Task: Retype each entry exactly as written, and keep the pictures out of the copy.

Extracted information:

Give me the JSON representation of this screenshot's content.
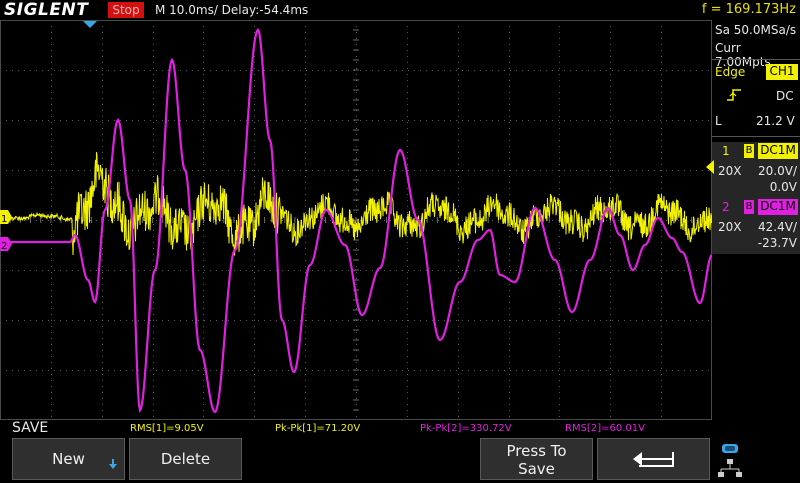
{
  "brand": "SIGLENT",
  "status": "Stop",
  "timebase": "M 10.0ms/ Delay:-54.4ms",
  "frequency": "f = 169.173Hz",
  "panel": {
    "sample_rate": "Sa 50.0MSa/s",
    "memory": "Curr 7.00Mpts",
    "trigger_type": "Edge",
    "trigger_source": "CH1",
    "trigger_coupling": "DC",
    "trigger_level_label": "L",
    "trigger_level": "21.2 V",
    "ch1": {
      "number": "1",
      "bw_badge": "B",
      "coupling": "DC1M",
      "probe": "20X",
      "scale": "20.0V/",
      "offset": "0.0V"
    },
    "ch2": {
      "number": "2",
      "bw_badge": "B",
      "coupling": "DC1M",
      "probe": "20X",
      "scale": "42.4V/",
      "offset": "-23.7V"
    }
  },
  "markers": {
    "ch1": "1",
    "ch2": "2"
  },
  "measurements": {
    "rms1": "RMS[1]=9.05V",
    "pkpk1": "Pk-Pk[1]=71.20V",
    "pkpk2": "Pk-Pk[2]=330.72V",
    "rms2": "RMS[2]=60.01V"
  },
  "menu_title": "SAVE",
  "softkeys": {
    "new": "New",
    "delete": "Delete",
    "press_to_save_line1": "Press To",
    "press_to_save_line2": "Save"
  },
  "icons": {
    "new_arrow": "arrow-down-icon",
    "back": "return-arrow-icon",
    "network": "network-status-icon"
  },
  "colors": {
    "ch1": "#f2f200",
    "ch2": "#e020e0",
    "status_bg": "#d21010",
    "frequency": "#e8e000"
  }
}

Response for this exercise:
Give me the JSON representation of this screenshot's content.
{
  "brand": "SIGLENT",
  "status": "Stop",
  "timebase": "M 10.0ms/ Delay:-54.4ms",
  "frequency": "f = 169.173Hz",
  "panel": {
    "sample_rate": "Sa 50.0MSa/s",
    "memory": "Curr 7.00Mpts",
    "trigger_type": "Edge",
    "trigger_source": "CH1",
    "trigger_coupling": "DC",
    "trigger_level_label": "L",
    "trigger_level": "21.2 V",
    "ch1": {
      "number": "1",
      "bw_badge": "B",
      "coupling": "DC1M",
      "probe": "20X",
      "scale": "20.0V/",
      "offset": "0.0V"
    },
    "ch2": {
      "number": "2",
      "bw_badge": "B",
      "coupling": "DC1M",
      "probe": "20X",
      "scale": "42.4V/",
      "offset": "-23.7V"
    }
  },
  "markers": {
    "ch1": "1",
    "ch2": "2"
  },
  "measurements": {
    "rms1": "RMS[1]=9.05V",
    "pkpk1": "Pk-Pk[1]=71.20V",
    "pkpk2": "Pk-Pk[2]=330.72V",
    "rms2": "RMS[2]=60.01V"
  },
  "menu_title": "SAVE",
  "softkeys": {
    "new": "New",
    "delete": "Delete",
    "press_to_save_line1": "Press To",
    "press_to_save_line2": "Save"
  },
  "icons": {
    "new_arrow": "arrow-down-icon",
    "back": "return-arrow-icon",
    "network": "network-status-icon"
  },
  "colors": {
    "ch1": "#f2f200",
    "ch2": "#e020e0",
    "status_bg": "#d21010",
    "frequency": "#e8e000"
  }
}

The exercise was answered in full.